( – promoted by buhdydharma )
cross posted from The Dream Antilles
The Supreme Court ruled 5-4 this week that Louisiana’s statute permitting the death penalty for child rape was unconstitutional. The decision was a step against extending the barbarianism of the death penalty to crimes in which the victim was not killed.
Justice Anthony M. Kennedy wrote the opinion, saying, in essence, that the crime, awful as it is, does not merit capital punishment.
“The incongruity between the crime of child rape and the harshness of the death penalty poses risks of over-punishment and counsels against a constitutional ruling that the death penalty can be expanded to include this offense,” Kennedy wrote.
He was joined by Justices John Paul Stevens, David H. Souter, Ruth Bader Ginsburg and Stephen G. Breyer.
Put simply, a majority of the Supreme felt that as a substantive matter, the death penalty for child rape was cruel and unusual punishment in violation of the Eighth Amendment and could not be permitted.
And now, the presumptive Democratic nominee, Barack Obama, says that he disagrees with the ruling. This from AP:
Democrat Barack Obama said Wednesday he disagrees with the Supreme Court’s decision outlawing executions of people who rape children, a crime he said states have the right to consider for capital punishment.

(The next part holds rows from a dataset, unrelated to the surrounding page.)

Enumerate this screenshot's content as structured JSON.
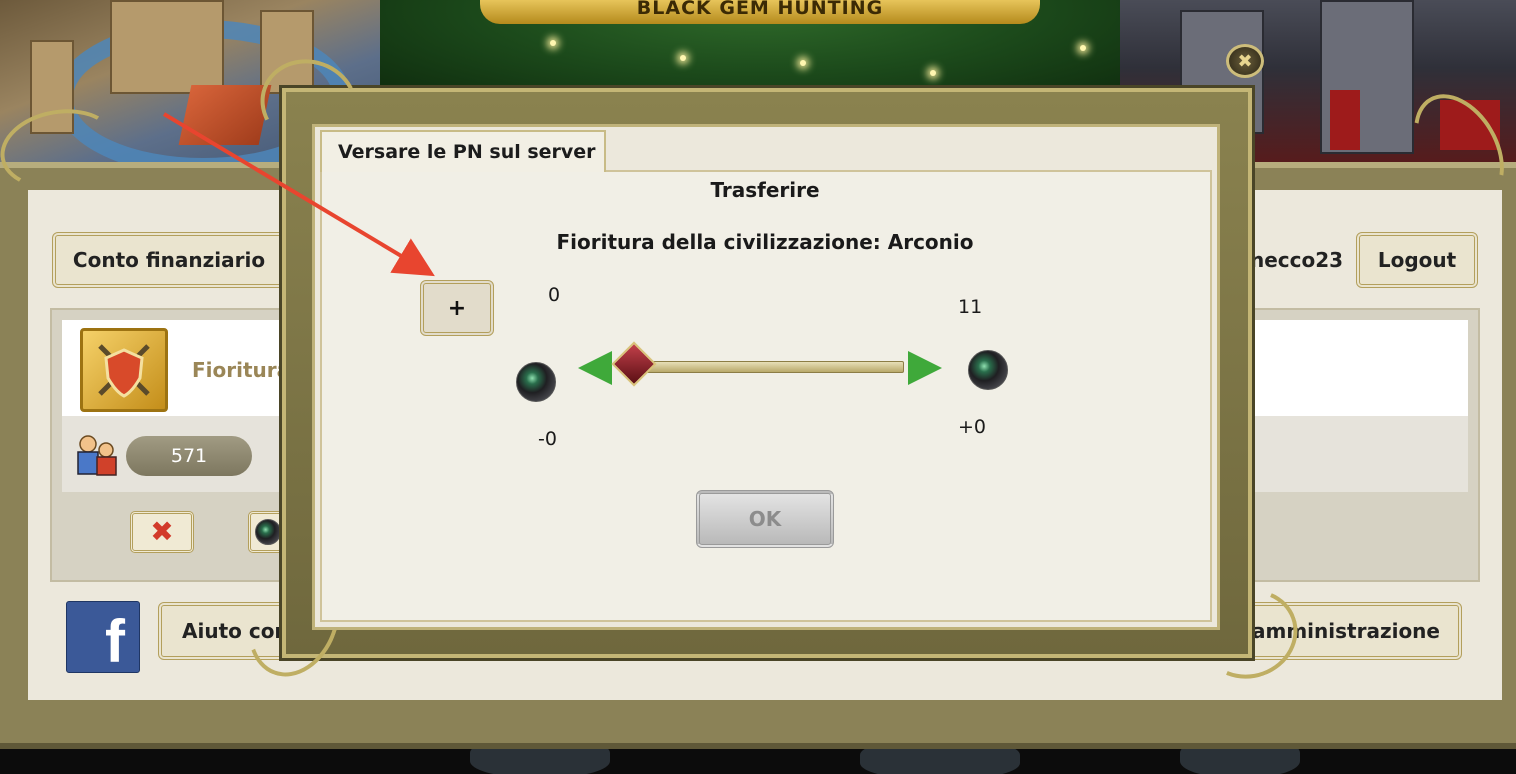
{
  "game": {
    "banner_title": "BLACK GEM HUNTING"
  },
  "background_panel": {
    "account_button": "Conto finanziario",
    "username": "necco23",
    "logout_button": "Logout",
    "card": {
      "title": "Fioritura",
      "population_value": "571"
    },
    "help_button": "Aiuto cor",
    "admin_button": "amministrazione"
  },
  "modal": {
    "tab_label": "Versare le PN sul server",
    "heading": "Trasferire",
    "subheading": "Fioritura della civilizzazione: Arconio",
    "plus_label": "+",
    "left_amount": "0",
    "left_delta": "-0",
    "right_amount": "11",
    "right_delta": "+0",
    "ok_label": "OK",
    "slider_value": 0
  },
  "colors": {
    "panel_gold": "#bfb27a",
    "slider_arrow": "#3fa93a",
    "annotation_arrow": "#e8452f"
  },
  "icons": [
    "close-icon",
    "gem-icon",
    "emblem-shield-pickaxe-icon",
    "people-icon",
    "facebook-icon",
    "cancel-x-icon"
  ]
}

“I have said repeatedly that I think that the death penalty should be applied in very narrow circumstances for the most egregious of crimes,” Obama said at a news conference. “I think that the rape of a small child, 6 or 8 years old, is a heinous crime and if a state makes a decision that under narrow, limited, well-defined circumstances the death penalty is at least potentially applicable, that that does not violate our Constitution.”
Obama, the likely Democratic presidential nominee, said that had the court “said we want to constrain the abilities of states to do this to make sure that it’s done in a careful and appropriate way, that would have been one thing. But it basically had a blanket prohibition and I disagree with that decision.”
Obama’s view boils down to this: if the death penalty is “done in a careful and appropriate way” (an oxymoron if I ever saw one) it’s ok for a state to expand the crimes for which the death penalty can be imposed. This is logic that would have Obama arguing that the 1977 decision in Coker v. Georgia, 433 U.S. 584 (1977), a “blanket prohibition” of execution for adult rape was incorrectly decided. Or that the decision in Roper v. Simmons, imposing a “blanket prohibition” against executing children was incorrectly decided. Didn’t Georgis and Kentucky think that these were appropriate cases for death that they would impose “in a careful and appropriate way”?
In fact, Obama’s argument sounds an awful lot like the 4 dissenting, conservative, pro-death penalty views in the Supreme Court:
The four members of the court’s conservative wing also sharply criticized the ruling, saying a small but growing number of states had determined that the rape of a child deserved the death penalty; they said the court majority was interfering with that judgment.
“The harm that is caused to the victims and to society at large by the worst child rapists is grave,” Justice Samuel A. Alito Jr. wrote. “It is the judgment of the Louisiana lawmakers and those in an increasing number of other states that these harms justify the death penalty.”
Alito was joined in his dissent by Justices Antonin Scalia and Clarence Thomas and Chief Justice John G. Roberts Jr.
How wonderful. A states’ rights argument about state killing advanced by 4 conservative judges and Barack Obama.
And of course, John McSame, never to be left out of espousing barbarian views has the same position as Obama on the ruling:
His probable Republican opponent in the presidential race, Sen. John McCain of Arizona, also objected.
“Today’s Supreme Court ruling is an assault on law enforcement’s efforts to punish these heinous felons for the most despicable crime,” McCain said. “That there is a judge anywhere in America who does not believe that the rape of a child represents the most heinous of crimes, which is deserving of the most serious of punishments, is profoundly disturbing.”
Both candidates for president and 4 justices of the Supreme Court all espouse an expansion of the crimes for which the death penalty can be imposed by states. This is not “hope”. This is barbarism, plain and simple. In a world in which the opinion is that the death penalty should be curtailed, the Democratic candidate is arguing for its expansion.
Obama’s just not going to have a Dukakis moment on the death penalty. If it would get him elected, he’d suggest that we use electric bleachers for mass executions of child rapists.
I’m deeply saddened but hardly surprised by Obama’s pandering. I only wish there were others who were as disgusted as I am who would call his campaign to task.